Licences grant permissions for you to use software, services or resources and are provided by an owner, a supplier or a ‘collecting society’.

 Licences can be commercial or free of any charges. We come across licences all the time in school and usually we accept that they allow education use and if the school has bought them that they are just for use in schools and that these resources shouldn't be copied for use outside your own school or used for 'non-education' or 'commercial' purposes.

 Unfortunately, the details of the terms and conditions for different resources differ in exactly what they permit and what they don't. In particular what one resource means by 'education use' may be quite different to what another resource means by the same phrase; it may mean simply 'personal' use or more commonly for classroom use and sharing within the school. Increasingly licences for education use are being extended so resources can be used through VLE and at home for school work, though these extended uses may incur additional charges for the school. In nearly all cases materials should not be used 'commercially'. 

 More on licences and 'education use' ... 


 Blanket Licences are those that most UK schools subscribe to, to permit the copying of small sections of books, recording broadcast programmes and playing pre-recorded music in schools. The main blanket licences used in most schools are made available through 'collecting societies': CLA (copying and scanning books), ERA (recording broadcast programmes); NLA (copying newspapers); PPL and PRS, usually obtained through CEFM, (playing pre-recorded music).  There are other licences that are usually obtained on a one-off basis for school events such as musicals, podcasts, fiolm societies and carol concerts.

 More on blanket licences and collecting societies for schools ... 


 Commercial licences are those that schools purchase or subscribe to for software, resources and learning programmmes which usually restrict their use to 'education use' - often meaning 'in school' and 'school work' only.  


 Open licences, such as Creative Commons and GNU, are those that make work freely available to share under certain conditions such as acknowledging the author or creator. Open Licences also include special licences such as the UK's Open Government Licence or OGL 

 More about Open Licences ...  

 Quickstart  Introduction to Creative Commons 


 Websites such as 'Wikipedia' and those run by museums, galleries, libraries and archives have terms and conditions setting out how their resources can be used. 

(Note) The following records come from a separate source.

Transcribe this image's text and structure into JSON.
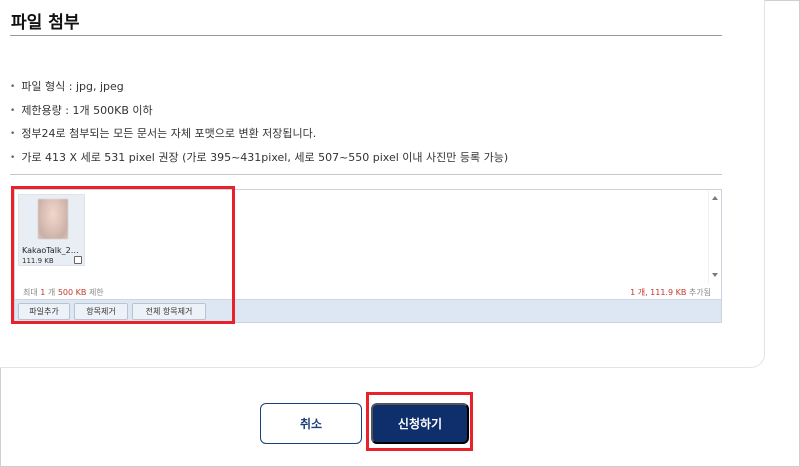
{
  "section": {
    "title": "파일 첨부"
  },
  "guide": {
    "bullet": "•",
    "items": [
      "파일 형식 : jpg, jpeg",
      "제한용량 : 1개 500KB 이하",
      "정부24로 첨부되는 모든 문서는 자체 포맷으로 변환 저장됩니다.",
      "가로 413 X 세로 531 pixel 권장 (가로 395~431pixel, 세로 507~550 pixel 이내 사진만 등록 가능)"
    ]
  },
  "uploader": {
    "file": {
      "name": "KakaoTalk_2…",
      "size": "111.9 KB",
      "checked": false
    },
    "limit": {
      "prefix": "최대",
      "count": "1",
      "unit": "개",
      "size": "500 KB",
      "suffix": "제한"
    },
    "total": {
      "count": "1",
      "unit": "개,",
      "size": "111.9 KB",
      "suffix": "추가됨"
    },
    "buttons": {
      "add": "파일추가",
      "remove": "항목제거",
      "remove_all": "전체 항목제거"
    }
  },
  "actions": {
    "cancel": "취소",
    "apply": "신청하기"
  },
  "colors": {
    "primary": "#0e2f6b",
    "highlight": "#e8212b",
    "accent_red": "#c0392b"
  }
}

 Read the Wikipedia case study ...


 Information about the licences available in your school should be easily available from the Management Team.